Graham reflects on what being bi+ means to him.
By Civil Service LGBT+ Network
Bi Visibility Day exists to celebrate and support our bisexual colleagues, friends and family members.
Bisexual is often used as an “umbrella term” that covers a few different identities. Broadly it means being attracted, either romantically or physically, to more than one gender (yes, there are more than two, but that’s a different subject that is far too complicated to cover here!) It’s important to respect someone’s own identity, so if they use a different definition, or a different word to mean a similar thing then that is what they are - accept it, don’t correct it.
Being visible means being acknowledged and allowed to exist. There doesn’t have to be a party, just don’t pretend we don’t exist (although a party would be nice!)
Someone’s sexuality isn’t dependant on their current partner, so someone who is in a committed relationship with one person can still be bi. We don’t suddenly become heterosexual or gay just because of the person we’re with.
Being bi is not a phase, or a half-way point. Some people describe their sexuality as “fluid” meaning it changes and shifts over time, and that is equally valid but it doesn’t represent all people. For many people being bi is a constant and unchanging thing.
Personally, I see being bi as an absence rather than an active thing - sex or gender identity just isn’t a factor for me in how attractive I find someone. It’s just another thing like hair colour or favourite food. I find it hard to describe, because it’s all I know. I honestly can’t imagine being attracted to people of a single gender, but I accept that is how some people feel. Just like I don’t understand why some people don’t like cheese (I really do!) or some people do like cricket (I really don’t!), but I still accept that those tastes are real too.
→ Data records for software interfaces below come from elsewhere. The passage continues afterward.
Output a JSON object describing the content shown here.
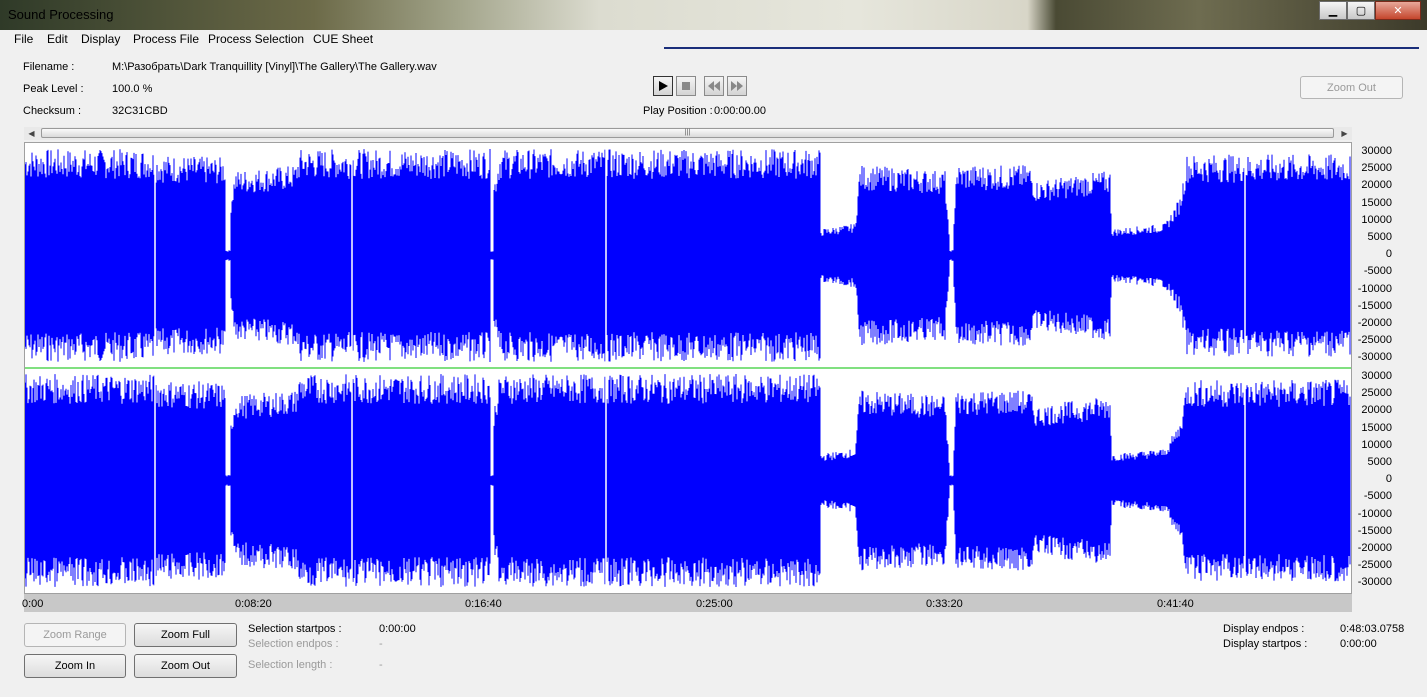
{
  "window": {
    "title": "Sound Processing"
  },
  "menu": [
    "File",
    "Edit",
    "Display",
    "Process File",
    "Process Selection",
    "CUE Sheet"
  ],
  "info": {
    "filename_label": "Filename :",
    "filename_value": "M:\\Разобрать\\Dark Tranquillity [Vinyl]\\The Gallery\\The Gallery.wav",
    "peak_label": "Peak Level :",
    "peak_value": "100.0 %",
    "checksum_label": "Checksum :",
    "checksum_value": "32C31CBD"
  },
  "playback": {
    "position_label": "Play Position :",
    "position_value": "0:00:00.00"
  },
  "buttons": {
    "zoom_out_top": "Zoom Out",
    "zoom_range": "Zoom Range",
    "zoom_full": "Zoom Full",
    "zoom_in": "Zoom In",
    "zoom_out_bottom": "Zoom Out"
  },
  "selection": {
    "startpos_label": "Selection startpos :",
    "startpos_value": "0:00:00",
    "endpos_label": "Selection endpos :",
    "endpos_value": "-",
    "length_label": "Selection length :",
    "length_value": "-"
  },
  "display": {
    "endpos_label": "Display endpos :",
    "endpos_value": "0:48:03.0758",
    "startpos_label": "Display startpos :",
    "startpos_value": "0:00:00"
  },
  "timeline": [
    "0:00",
    "0:08:20",
    "0:16:40",
    "0:25:00",
    "0:33:20",
    "0:41:40"
  ],
  "amplitude_axis": [
    "30000",
    "25000",
    "20000",
    "15000",
    "10000",
    "5000",
    "0",
    "-5000",
    "-10000",
    "-15000",
    "-20000",
    "-25000",
    "-30000"
  ],
  "colors": {
    "waveform": "#0000ff",
    "channel_divider": "#00c000",
    "background": "#ffffff"
  }
}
So here’s the thing I really don’t understand: it doesn’t matter to me whether someone likes cheese, or cricket, or not. I don’t think things like that matter to most people, apart from maybe changing the topics of conversation, or where to have lunch (assuming any venues are open!). So why should it be so different with sexuality? I like cheese, I don’t like cricket, and I’m bi. They’re all part of who I am, along with a whole load of other things. You don’t have to share my tastes, just respect them, and accept that sometimes some aspects are more important than others. Today, being bi is more important than cheese!.
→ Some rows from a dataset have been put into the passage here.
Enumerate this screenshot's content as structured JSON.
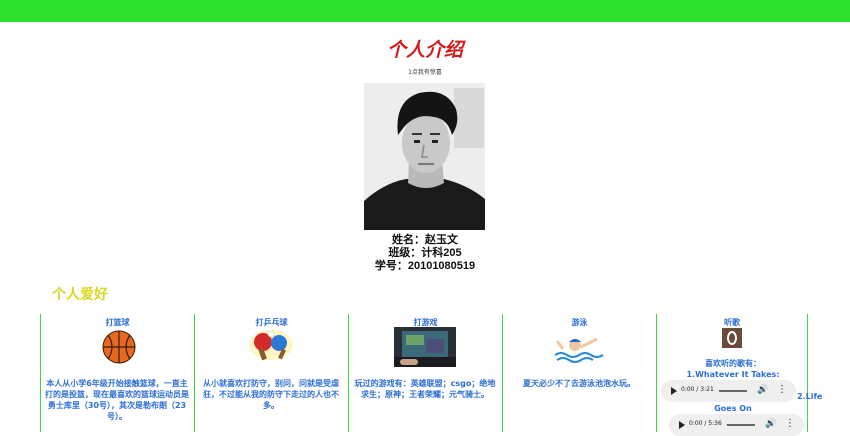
{
  "page": {
    "title": "个人介绍",
    "photo_caption": "1点我有惊喜",
    "info": {
      "name": "姓名：赵玉文",
      "class": "班级：计科205",
      "id": "学号：20101080519"
    },
    "hobbies_title": "个人爱好"
  },
  "hobbies": [
    {
      "title": "打篮球",
      "icon": "basketball-icon",
      "text": "本人从小学6年级开始接触篮球，一直主打的是投篮，现在最喜欢的篮球运动员是勇士库里（30号），其次是勒布朗（23号）。"
    },
    {
      "title": "打乒乓球",
      "icon": "ping-pong-icon",
      "text": "从小就喜欢打防守，别问，问就是受虐狂，不过能从我的防守下走过的人也不多。"
    },
    {
      "title": "打游戏",
      "icon": "gaming-icon",
      "text": "玩过的游戏有：英雄联盟；csgo；绝地求生；原神；王者荣耀；元气骑士。"
    },
    {
      "title": "游泳",
      "icon": "swimming-icon",
      "text": "夏天必少不了去游泳池泡水玩。"
    },
    {
      "title": "听歌",
      "icon": "music-icon",
      "songs_label": "喜欢听的歌有：",
      "song1": "1.Whatever It Takes:",
      "song2_a": "2.Life",
      "song2_b": "Goes On",
      "audio1_time": "0:00 / 3:21",
      "audio2_time": "0:00 / 5:36"
    }
  ],
  "colors": {
    "topbar": "#2ee02e",
    "title": "#d21c1c",
    "hobbies_title": "#d8d820",
    "column_text": "#2d6fd6",
    "column_border": "#3bd83b"
  }
}
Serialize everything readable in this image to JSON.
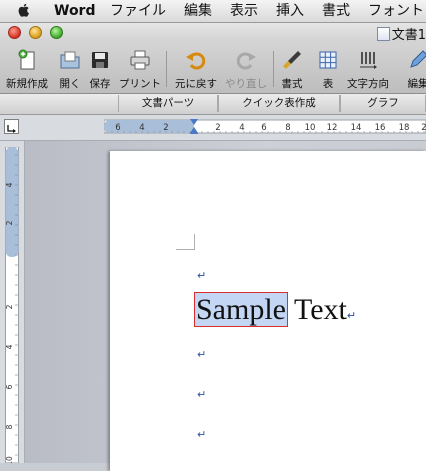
{
  "menubar": {
    "app": "Word",
    "items": [
      "ファイル",
      "編集",
      "表示",
      "挿入",
      "書式",
      "フォント"
    ]
  },
  "window": {
    "title": "文書1"
  },
  "toolbar": {
    "new": "新規作成",
    "open": "開く",
    "save": "保存",
    "print": "プリント",
    "undo": "元に戻す",
    "redo": "やり直し",
    "format": "書式",
    "table": "表",
    "text_direction": "文字方向",
    "edit": "編集"
  },
  "gallery": {
    "tabs": [
      "文書パーツ",
      "クイック表作成",
      "グラフ"
    ]
  },
  "ruler": {
    "h_ticks": [
      "6",
      "4",
      "2",
      "2",
      "4",
      "6",
      "8",
      "10",
      "12",
      "14",
      "16",
      "18",
      "2"
    ],
    "v_ticks": [
      "4",
      "2",
      "2",
      "4",
      "6",
      "8",
      "10"
    ]
  },
  "document": {
    "selected_word": "Sample",
    "rest_text": " Text",
    "para_mark": "↵"
  },
  "colors": {
    "selection": "#c3d6f3",
    "selection_outline": "#d83030",
    "para_mark": "#2a4fa8"
  }
}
Diversity can seem complicated, so whether you identify as something other than 100% heterosexual or just want to try to understand more, please consider joining the LGBT+ network. Send us an e-mail to email@example.com.
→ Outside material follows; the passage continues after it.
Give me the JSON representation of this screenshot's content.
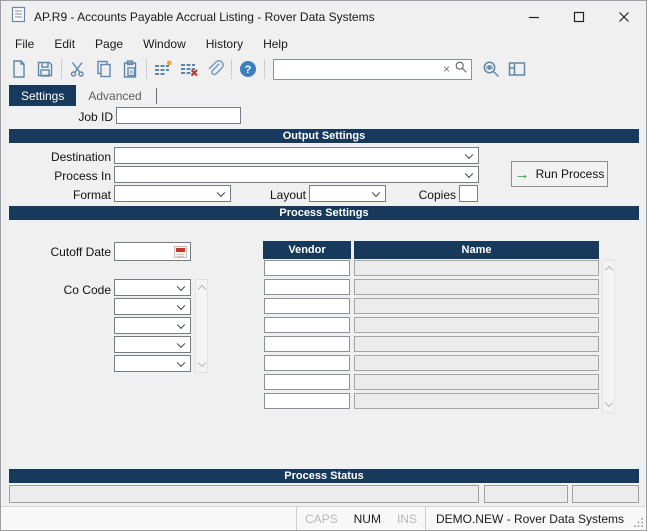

Does your department network have a blog post to share on our website celebrating Bisexual Awareness Week or Day? Email the Civil Service LGBT+ Network with your contribution.